Not seeing it and it’s good is a middle ground, as they will still eventually get some money. Finally, not seeing it and it’s bad gets the most personal value because I get the satisfaction of not spending specific money on a movie that is bad and will usher in the Hollywood treatment of cherished franchises. How do you know it is bad if you don’t see it? Well, I’ll eventually see it on a movie channel or borrow it from a friend. I just mean I won’t give the box office money. The personal values of not seeing it out weighs seeing it 3-2.

As you can see, I gave Hollywood all 4's for all scenarios. This is because the most probable reality is that enough people will see it that they are going to make their money anyways. In turn, the secondary and tertiary efforts are inevitably going to happen regardless of my Woolongs being forked over. But you never know.

The point is regarding the lack of original material being used, though I can point to several things that were better than the original movie. Take the 2012 remake of Total Recall, which in my opinion was far superior to the 1990 adaptation of the Philip K. Dick story “We Can Remember It For You Wholesale”. However, even if a reboot, remake, re-envisioning, blah blah blah is good, it still negates the fact that there are many great stories and ideas out there that have not or will not become movies. Of course, as a writer at the beginning of my career I can acknowledge my biased opinion.

Nowadays we know that there is a movie of our favorite whatever coming out in two or three years. In terms of comic book and in particular superhero movies, it seems every A-list celebrity and even some talent-less 'famous for being famous' people want in on the action. Either way, there is not much to stop the big machine except bad reviews and shaming. So don’t feel bad if a good actor continues to play in bad movies for a big paycheck (cough cough Mr. Depp). But apparently a lot of people seem to love giant robot semi’s and cinematography of sweeping postures.

So, will I see Ghost in the Shell in the theater? No, probably not. Will I have a moment of weakness and curiosity that leads to the theater? Yeah, probably so. Either way, it’s just a movie, there are more pressing issues at this point in our history. I feel like I already know exactly what will happen based on the source material, all the trailers, the interviews, behind the scenes, etc. Though I could have just ignored everything and been blind to it all. But curiosity has killed my anticipation and that has stunted my hopefulness that it will be good.

animemovie reviewpop culturescifi moviesocial media

About the Creator

Nickolas Rudolph

Speculative Fiction and Commentary.
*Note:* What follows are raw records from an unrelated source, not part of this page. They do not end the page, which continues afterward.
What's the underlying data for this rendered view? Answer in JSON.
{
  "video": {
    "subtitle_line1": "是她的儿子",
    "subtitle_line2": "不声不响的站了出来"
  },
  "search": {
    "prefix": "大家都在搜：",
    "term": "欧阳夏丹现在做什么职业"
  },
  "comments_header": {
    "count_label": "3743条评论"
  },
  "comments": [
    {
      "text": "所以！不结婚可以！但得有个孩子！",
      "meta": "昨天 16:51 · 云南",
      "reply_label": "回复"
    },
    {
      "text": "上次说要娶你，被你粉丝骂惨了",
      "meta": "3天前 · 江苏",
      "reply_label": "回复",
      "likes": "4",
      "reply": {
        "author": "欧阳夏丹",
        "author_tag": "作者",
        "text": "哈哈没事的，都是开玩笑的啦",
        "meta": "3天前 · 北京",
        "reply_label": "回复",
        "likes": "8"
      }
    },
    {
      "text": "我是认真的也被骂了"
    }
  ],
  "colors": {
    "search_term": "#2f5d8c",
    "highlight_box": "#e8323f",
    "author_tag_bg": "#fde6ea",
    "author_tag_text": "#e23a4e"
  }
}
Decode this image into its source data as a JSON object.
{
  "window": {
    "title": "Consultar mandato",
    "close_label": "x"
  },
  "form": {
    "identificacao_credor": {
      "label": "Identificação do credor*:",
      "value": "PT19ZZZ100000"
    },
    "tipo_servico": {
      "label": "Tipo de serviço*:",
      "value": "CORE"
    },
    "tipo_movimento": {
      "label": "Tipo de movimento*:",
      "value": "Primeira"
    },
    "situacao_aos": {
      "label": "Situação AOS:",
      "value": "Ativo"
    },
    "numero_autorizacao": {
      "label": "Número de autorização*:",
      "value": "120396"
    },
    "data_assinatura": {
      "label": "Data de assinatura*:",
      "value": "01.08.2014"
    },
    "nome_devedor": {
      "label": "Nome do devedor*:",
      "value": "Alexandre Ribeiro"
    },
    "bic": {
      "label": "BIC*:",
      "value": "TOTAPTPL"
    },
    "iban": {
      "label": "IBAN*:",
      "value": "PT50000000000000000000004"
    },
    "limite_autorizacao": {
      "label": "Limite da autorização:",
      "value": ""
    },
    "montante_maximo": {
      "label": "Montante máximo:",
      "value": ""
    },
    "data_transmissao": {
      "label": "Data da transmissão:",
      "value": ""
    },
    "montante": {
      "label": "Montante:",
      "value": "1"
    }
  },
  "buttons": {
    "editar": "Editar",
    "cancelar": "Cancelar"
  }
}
Family, learning, investigating, music, and edgeworks are his passions.

Reader insights

Be the first to share your insights about this piece.

How does it work?

Add your insights


There are no comments for this story

Be the first to respond and start the conversation.

Sign in to comment

    Find us on social media

    Miscellaneous links

    • Explore
    • Contact
    • Privacy Policy
    • Terms of Use
    • Support

    © 2024 Creatd, Inc. All Rights Reserved.